"Growing up in the late 60's and early 70's, one of my earliest musical memories is of repeatedly listening to Herb Alpert and the Tijuana Brass on my parents' stereo (high tech back then). When I was old enough to think I knew what I was doing, I even talked my parents into letting me take lessons and play trumpet for a summer. When I was done blowing my brains out after three months and still couldn't play "Yankee [Diddley] Doodle", we sold the trumpet and I started playing the organ. I share this so that it serves as my disclaimer that I am biased toward trumpet, but nonetheless, that did not influence my rating and review of this fantastic recording. I saw Kenny Dorham's name on the The Penguin Guide to Jazz Recordings: Eighth Edition (Penguin Guide to Jazz Recordings) Core Collection, and while this is not the recording on that list ('Round About Midnight at the Cafe Bohemia, Vol. 1-2is), I had a chance to pick this up relatively cheaply, so I did. I am very glad I did, too. Kenny really knows how to shake it, and he does it without a lot of mute and effects, just straight ahead, sharp, bright trumpet playing. The Afro-Cuban influences and claves and whatnot are unmistakeable, but the wonder of this CD is that it doesn't smack you over the head with "ethnicity" at every turn. It merely presents some rousing, pleasing jazz in some unusual but not unheard of rhythm patterns accented by less-than-conventional percussion instruments.
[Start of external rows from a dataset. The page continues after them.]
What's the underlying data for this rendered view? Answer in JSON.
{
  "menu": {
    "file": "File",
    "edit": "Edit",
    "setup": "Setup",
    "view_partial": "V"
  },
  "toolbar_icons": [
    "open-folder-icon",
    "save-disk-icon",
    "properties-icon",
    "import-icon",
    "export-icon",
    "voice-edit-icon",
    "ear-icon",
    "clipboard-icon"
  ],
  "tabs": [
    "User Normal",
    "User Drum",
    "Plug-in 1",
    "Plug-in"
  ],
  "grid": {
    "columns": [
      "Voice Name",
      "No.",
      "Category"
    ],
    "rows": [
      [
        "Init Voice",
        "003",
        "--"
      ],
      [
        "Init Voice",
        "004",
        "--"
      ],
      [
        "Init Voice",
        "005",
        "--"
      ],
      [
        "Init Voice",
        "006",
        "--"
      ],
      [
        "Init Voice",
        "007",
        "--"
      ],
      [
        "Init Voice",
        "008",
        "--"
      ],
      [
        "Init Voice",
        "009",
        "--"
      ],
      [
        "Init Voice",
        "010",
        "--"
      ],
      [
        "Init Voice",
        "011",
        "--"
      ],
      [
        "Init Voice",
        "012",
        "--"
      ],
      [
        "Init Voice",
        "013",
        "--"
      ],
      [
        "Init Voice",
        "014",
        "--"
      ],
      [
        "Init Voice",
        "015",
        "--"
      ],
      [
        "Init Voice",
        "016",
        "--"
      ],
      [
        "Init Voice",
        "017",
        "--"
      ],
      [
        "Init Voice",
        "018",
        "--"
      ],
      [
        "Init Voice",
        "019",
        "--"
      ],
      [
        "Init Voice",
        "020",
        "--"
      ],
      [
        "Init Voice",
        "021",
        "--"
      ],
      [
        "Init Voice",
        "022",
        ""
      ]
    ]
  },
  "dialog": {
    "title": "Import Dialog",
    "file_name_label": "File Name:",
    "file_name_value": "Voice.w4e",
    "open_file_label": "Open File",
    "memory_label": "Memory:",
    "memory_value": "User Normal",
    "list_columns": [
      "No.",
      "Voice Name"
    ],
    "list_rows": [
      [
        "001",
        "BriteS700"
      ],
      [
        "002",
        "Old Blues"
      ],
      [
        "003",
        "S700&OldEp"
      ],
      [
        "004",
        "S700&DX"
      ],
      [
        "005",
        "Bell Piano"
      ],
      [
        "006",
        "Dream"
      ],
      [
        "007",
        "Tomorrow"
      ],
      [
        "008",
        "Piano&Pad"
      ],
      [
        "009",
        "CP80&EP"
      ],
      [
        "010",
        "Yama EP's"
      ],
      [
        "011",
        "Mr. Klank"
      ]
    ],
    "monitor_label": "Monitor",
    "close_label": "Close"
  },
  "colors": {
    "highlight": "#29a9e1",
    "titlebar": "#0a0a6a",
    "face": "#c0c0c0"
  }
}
The effect is as soothing as it is exciting. By about the fourth song on my second time listening through the work, I started to notice how clever and intricate the piano work was while staying true to the beat and theme. I was not suprised to find Horace Silver's name there, but I was surprised to find J.J. Johnson (trombone) and Art Blakey (drums) there, too. Man, that's one helluva backing band right there! All in all, I can't belive this recording isn't on the Core Collection list, and it makes me very anxious to pick up the one by Kenny that is. This remastering is also another in the Blue Note/Rudy Van Gelder collection, and it is one of the cleanest and clearest I've heard. If you have even the faintest inclination toward jazz trumpet, you owe it to yourself to pick up this CD. After all, you can't listen to Louis, Dizzy, Clifford and Miles ALL the time. And by the same token, if you've never been a big Latin or Afro jazz fan, this is a great chance to let Kenny change your mind. Afro-Cuban is a wonderful addition to any music collection, jazz or no.
Tony NYC | Brooklyn, NY USA | 02/09/2007
(5 out of 5 stars)

"This is one of my favorite Kenny Dorham albums. First off, the players with Dorham are: Jay Jay Johnson, trombone; Hank Mobley, tenor sax; Cecil Payne, baritone sax; Horace Silver, piano; Oscar Pettiford, bass (cuts 1-5); Percy Heath, bass (cuts 6-9); Carlos "Potato" Valdez, conga; and Art Blakey, drums. So we're talking greats.
The first half of this album is Afro Cuban jazz and include Valdez on Conga. The second half is mainstream jazz in nature and drops Valdez for a more mainstream feel. Also on the second half, J.J. Johnson is not present, and Pettiford is replaced by Heath on bass. It's like two different albums in one, but ALL of it is great. This album has the debut version of Dorhams famous (relatively speaking of course) "Lotus Flower" and an alternate, previously unreleased alternate take of "Minor's Holiday". Recorded by the great Rudy Van Gelder in Hackensack, N.J. in 1955. (two seperate recording sessions) Cuts 1-5 were done on March 29, and cuts 6-9 were done a couple of months earlier on January 30, but unfortunately not re-masted by (in my honest opinion) his best sidekick, Phil DeLancie. I guess I'm used to the dynamic duo of Van Gelder and DeLancie when it comes to music from this era, and I can truly hear immediately when DeLancie is missing from the mix. Just a tid bit, but if you are an audiophile as well as a Jazz lover, you might notice that when listening. A must have recording if you are a Kenny Dorham fan. While you're at it, pick up a copy of Dorham's "Whistle Stop" and the sometimes hard to find (so keep looking) "Kenny Dorham Memorial" from January 10, 1960, and you'll have a great Kenny Dorham collection.